Considering the Decisions on the Rules of Golf has almost 600 pages of on-course situations and how to deal with them, it stands to reason some of those address extremely rare events.
If you’re looking for a conversation starter, here are several of the most unusual rulings in the book.
1. DECISION 23/6.5
If you encounter a snake during your round (and are brave enough to inspect it up close) remember this distinction: A snake that’s alive is considered an outside agency, but a snake that’s dead can be treated as a loose impediment
2. DECISION 27/6
You and your mates hit blind tee shots that seem to land in roughly the same area. Your mate finds a ball and hits his second shot. You then search for your ball, but you find his instead. You realise he hit your ball. What happens next? In matchplay, he loses the hole. In strokeplay, your mate gets a two-shot penalty and must play his ball. Because you began to search for your ball, you would have to find your friend’s ball within five minutes of the time you began searching.
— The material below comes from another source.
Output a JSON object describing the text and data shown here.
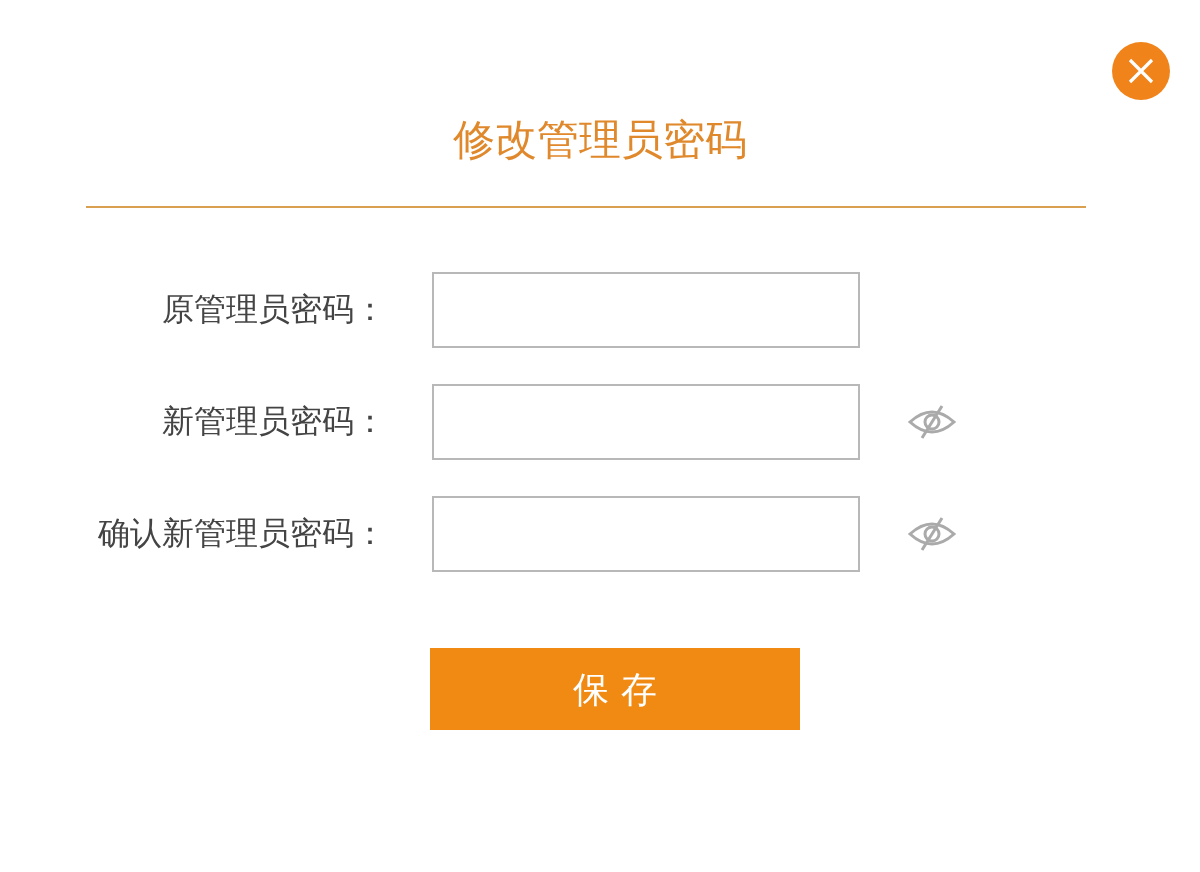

After five minutes, your ball would be considered lost, and you would have to put another ball into play under penalty of stroke and distance.
3. DECISIONS 26-1/7 & 26-1/8
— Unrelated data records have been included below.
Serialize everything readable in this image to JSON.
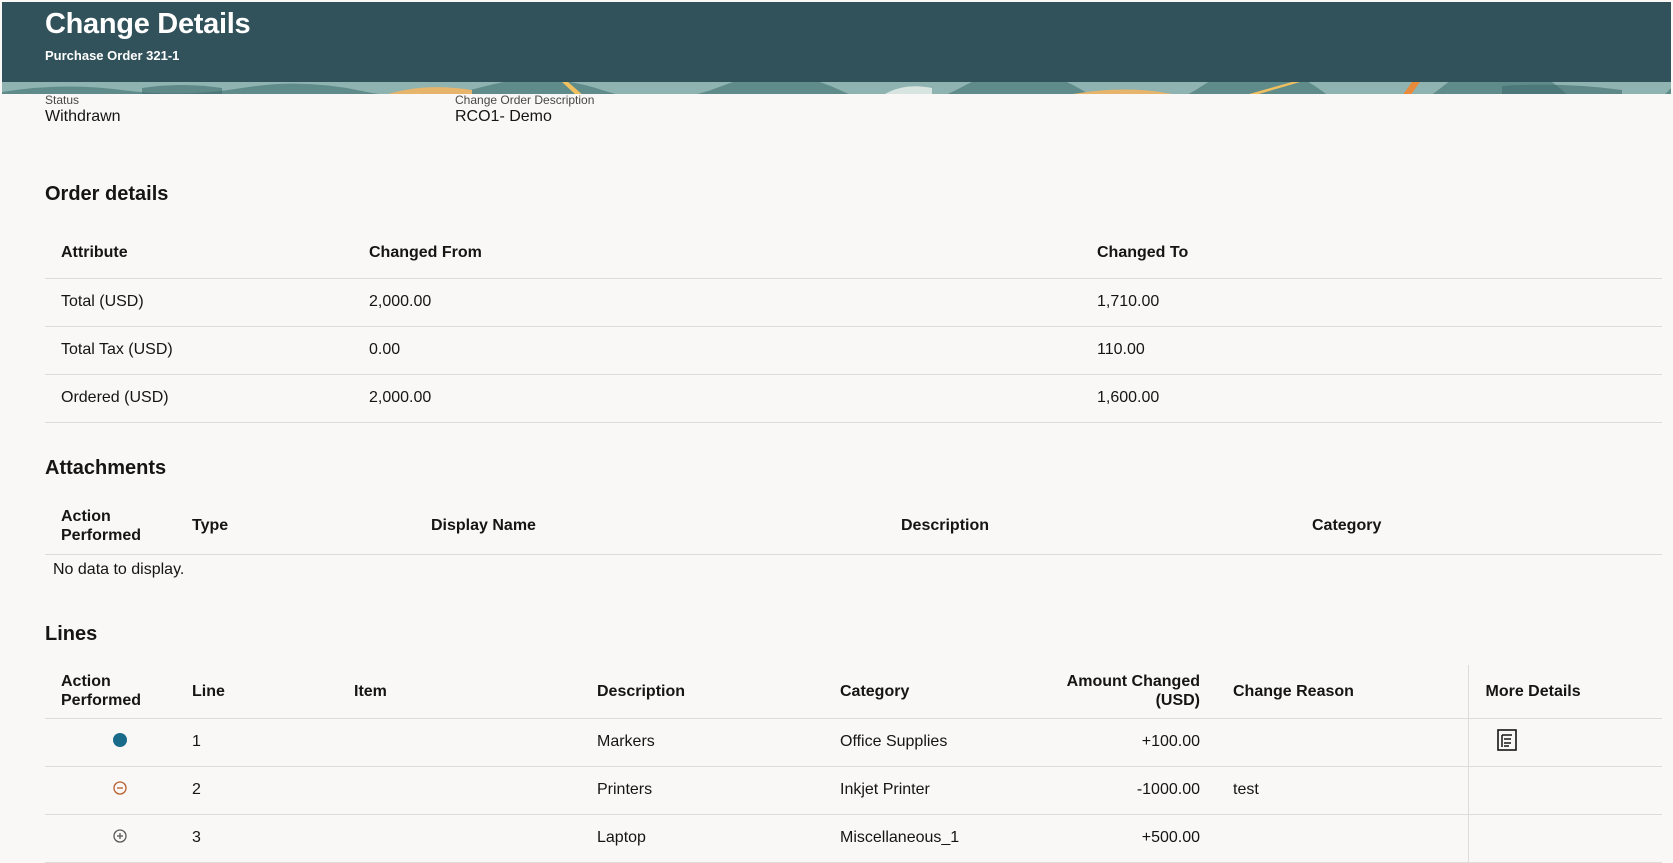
{
  "header": {
    "title": "Change Details",
    "subtitle": "Purchase Order 321-1"
  },
  "summary": {
    "status_label": "Status",
    "status_value": "Withdrawn",
    "desc_label": "Change Order Description",
    "desc_value": "RCO1- Demo"
  },
  "order_details": {
    "title": "Order details",
    "columns": [
      "Attribute",
      "Changed From",
      "Changed To"
    ],
    "rows": [
      {
        "attribute": "Total (USD)",
        "from": "2,000.00",
        "to": "1,710.00"
      },
      {
        "attribute": "Total Tax (USD)",
        "from": "0.00",
        "to": "110.00"
      },
      {
        "attribute": "Ordered (USD)",
        "from": "2,000.00",
        "to": "1,600.00"
      }
    ]
  },
  "attachments": {
    "title": "Attachments",
    "columns": [
      "Action Performed",
      "Type",
      "Display Name",
      "Description",
      "Category"
    ],
    "empty_text": "No data to display."
  },
  "lines": {
    "title": "Lines",
    "columns": [
      "Action Performed",
      "Line",
      "Item",
      "Description",
      "Category",
      "Amount Changed (USD)",
      "Change Reason",
      "More Details"
    ],
    "rows": [
      {
        "action_icon": "filled-circle-icon",
        "line": "1",
        "item": "",
        "description": "Markers",
        "category": "Office Supplies",
        "amount": "+100.00",
        "reason": "",
        "details_icon": "details-icon"
      },
      {
        "action_icon": "minus-circle-icon",
        "line": "2",
        "item": "",
        "description": "Printers",
        "category": "Inkjet Printer",
        "amount": "-1000.00",
        "reason": "test",
        "details_icon": ""
      },
      {
        "action_icon": "plus-circle-icon",
        "line": "3",
        "item": "",
        "description": "Laptop",
        "category": "Miscellaneous_1",
        "amount": "+500.00",
        "reason": "",
        "details_icon": ""
      }
    ]
  },
  "colors": {
    "header_bg": "#31525a",
    "changed_dot": "#1a6a8a",
    "minus_icon": "#b65e2c",
    "plus_icon": "#5a5854"
  }
}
If you hit a shot into a water hazard and the ball flows out-of-bounds, the ball is out-of-bounds. Conversely, if you hit your shot out-of-bounds, and it flows back onto the course, it’s in play.
4. DECISION 13-2/32
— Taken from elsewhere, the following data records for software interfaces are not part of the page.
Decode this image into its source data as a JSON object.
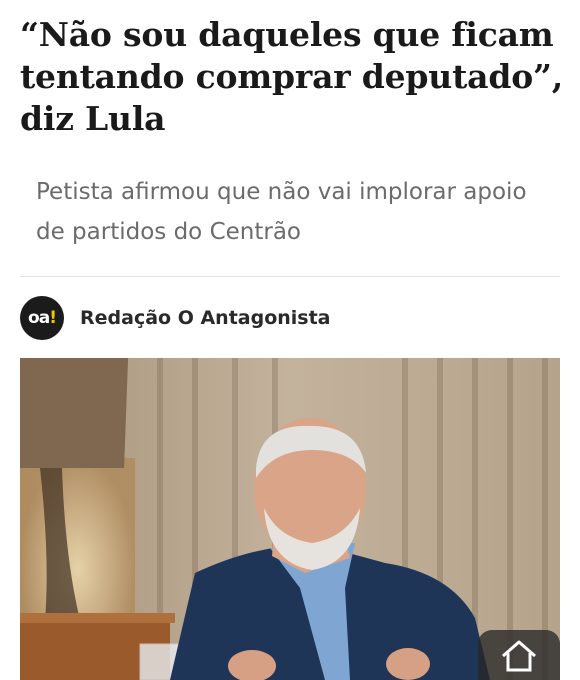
{
  "article": {
    "headline": "“Não sou daqueles que ficam tentando comprar deputado”, diz Lula",
    "subtitle": "Petista afirmou que não vai implorar apoio de partidos do Centrão"
  },
  "byline": {
    "logo_text": "oa",
    "logo_accent": "!",
    "author": "Redação O Antagonista"
  },
  "icons": {
    "home": "home-icon"
  },
  "colors": {
    "headline": "#1a1a1a",
    "subtitle": "#6b6b6b",
    "logo_bg": "#1b1b1b",
    "logo_accent": "#f5c400"
  }
}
Even if a wall looks ready to collapse, you can’t improve your line of play by removing loose stones from it. It’s a two-shot penalty in strokeplay and loss of hole in a match.
5. DECISION 1-2/10
If you have to play a shot near a cactus, and you’re worried about getting pricked by needles, you may pad your body with a towel as long as you don’t violate Rule 13-2 (fairly taking a stance). But you can’t cover the cactus with the towel. The penalty is two shots in strokeplay or loss of hole in matchplay.
6. DECISION 24-2b/14
You look on in horror as your tee shot caroms off a tree and bounces inside the clubhouse. Good news: So long as the building is not considered out-of-bounds, one of your options could be to open a window and hit your next shot outside. Similarly, if your shot somehow wound up inside a barn that wasn’t out-of-bounds, you could open the barn doors to hit it out.
7. DECISION 1-4/3
If someone impales a flagstick into the green away from the actual hole, you don’t get to replay your shot if you unknowingly play towards the flagstick. Your shot stands.
8. DECISION 23/3
A half-eaten apple found in a bunker is a loose impediment and cannot be removed before you play your shot from the sand. It doesn’t matter that there are no apple trees anywhere on the course, or that you’re certain it was left there by another golfer. It’s a natural object, and because it’s a natural object, it’s a loose impediment.
9. DECISION 14-3/16
You can’t use a device during the round to calculate the effective distance between two points (factoring in wind or elevation). But you can use one to determine what a 10 per cent increase in distnace means or for converting yards to metres.